Records for the task –
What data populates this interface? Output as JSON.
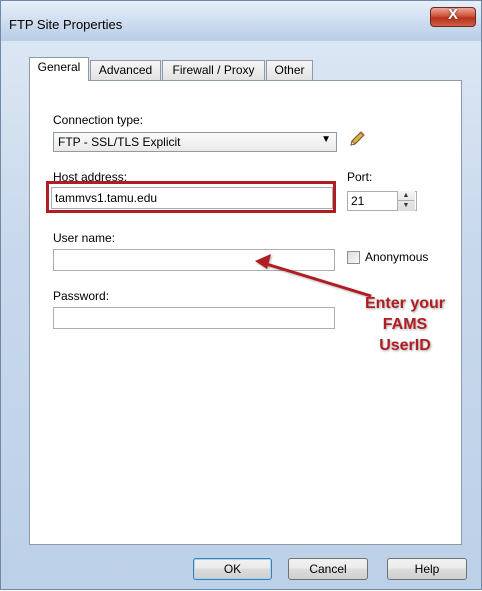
{
  "window": {
    "title": "FTP Site Properties",
    "close_label": "X"
  },
  "tabs": [
    {
      "label": "General",
      "active": true
    },
    {
      "label": "Advanced",
      "active": false
    },
    {
      "label": "Firewall / Proxy",
      "active": false
    },
    {
      "label": "Other",
      "active": false
    }
  ],
  "form": {
    "connection_type_label": "Connection type:",
    "connection_type_value": "FTP - SSL/TLS Explicit",
    "host_label": "Host address:",
    "host_value": "tammvs1.tamu.edu",
    "port_label": "Port:",
    "port_value": "21",
    "username_label": "User name:",
    "username_value": "",
    "anonymous_label": "Anonymous",
    "anonymous_checked": false,
    "password_label": "Password:",
    "password_value": ""
  },
  "annotation": {
    "line1": "Enter your",
    "line2": "FAMS",
    "line3": "UserID",
    "color": "#b01e24"
  },
  "buttons": {
    "ok": "OK",
    "cancel": "Cancel",
    "help": "Help"
  },
  "icons": {
    "edit": "pencil-icon",
    "dropdown": "chevron-down-icon",
    "close": "close-icon"
  }
}
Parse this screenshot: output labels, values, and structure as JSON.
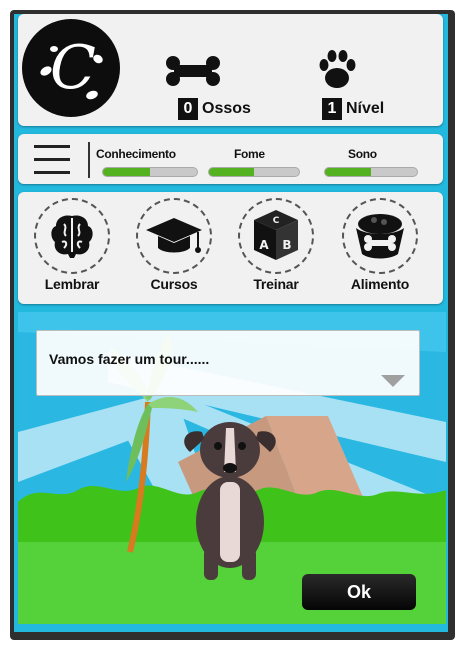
{
  "header": {
    "logo_letter": "C",
    "bones": {
      "count": "0",
      "label": "Ossos",
      "icon": "bone-icon"
    },
    "level": {
      "count": "1",
      "label": "Nível",
      "icon": "paw-icon"
    }
  },
  "stats": {
    "menu_icon": "hamburger-menu-icon",
    "items": [
      {
        "label": "Conhecimento",
        "fill": 0.5
      },
      {
        "label": "Fome",
        "fill": 0.5
      },
      {
        "label": "Sono",
        "fill": 0.5
      }
    ],
    "bar_color": "#54b11f"
  },
  "actions": [
    {
      "label": "Lembrar",
      "icon": "brain-icon"
    },
    {
      "label": "Cursos",
      "icon": "graduation-cap-icon"
    },
    {
      "label": "Treinar",
      "icon": "abc-cube-icon"
    },
    {
      "label": "Alimento",
      "icon": "dog-bowl-icon"
    }
  ],
  "tour": {
    "message": "Vamos fazer um tour......",
    "ok_label": "Ok"
  },
  "colors": {
    "background": "#23b9df",
    "panel": "#f1f1f1",
    "grass": "#3fc21a"
  }
}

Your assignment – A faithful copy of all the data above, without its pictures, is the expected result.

Task result –
What data populates this interface? Output as JSON.
{
  "window": {
    "title": "FTP Site Properties",
    "close_label": "X"
  },
  "tabs": [
    {
      "label": "General",
      "active": true
    },
    {
      "label": "Advanced",
      "active": false
    },
    {
      "label": "Firewall / Proxy",
      "active": false
    },
    {
      "label": "Other",
      "active": false
    }
  ],
  "form": {
    "connection_type_label": "Connection type:",
    "connection_type_value": "FTP - SSL/TLS Explicit",
    "host_label": "Host address:",
    "host_value": "tammvs1.tamu.edu",
    "port_label": "Port:",
    "port_value": "21",
    "username_label": "User name:",
    "username_value": "",
    "anonymous_label": "Anonymous",
    "anonymous_checked": false,
    "password_label": "Password:",
    "password_value": ""
  },
  "annotation": {
    "line1": "Enter your",
    "line2": "FAMS",
    "line3": "UserID",
    "color": "#b01e24"
  },
  "buttons": {
    "ok": "OK",
    "cancel": "Cancel",
    "help": "Help"
  },
  "icons": {
    "edit": "pencil-icon",
    "dropdown": "chevron-down-icon",
    "close": "close-icon"
  }
}
Parse this screenshot: output labels, values, and structure as JSON.
{
  "header": {
    "logo_letter": "C",
    "bones": {
      "count": "0",
      "label": "Ossos",
      "icon": "bone-icon"
    },
    "level": {
      "count": "1",
      "label": "Nível",
      "icon": "paw-icon"
    }
  },
  "stats": {
    "menu_icon": "hamburger-menu-icon",
    "items": [
      {
        "label": "Conhecimento",
        "fill": 0.5
      },
      {
        "label": "Fome",
        "fill": 0.5
      },
      {
        "label": "Sono",
        "fill": 0.5
      }
    ],
    "bar_color": "#54b11f"
  },
  "actions": [
    {
      "label": "Lembrar",
      "icon": "brain-icon"
    },
    {
      "label": "Cursos",
      "icon": "graduation-cap-icon"
    },
    {
      "label": "Treinar",
      "icon": "abc-cube-icon"
    },
    {
      "label": "Alimento",
      "icon": "dog-bowl-icon"
    }
  ],
  "tour": {
    "message": "Vamos fazer um tour......",
    "ok_label": "Ok"
  },
  "colors": {
    "background": "#23b9df",
    "panel": "#f1f1f1",
    "grass": "#3fc21a"
  }
}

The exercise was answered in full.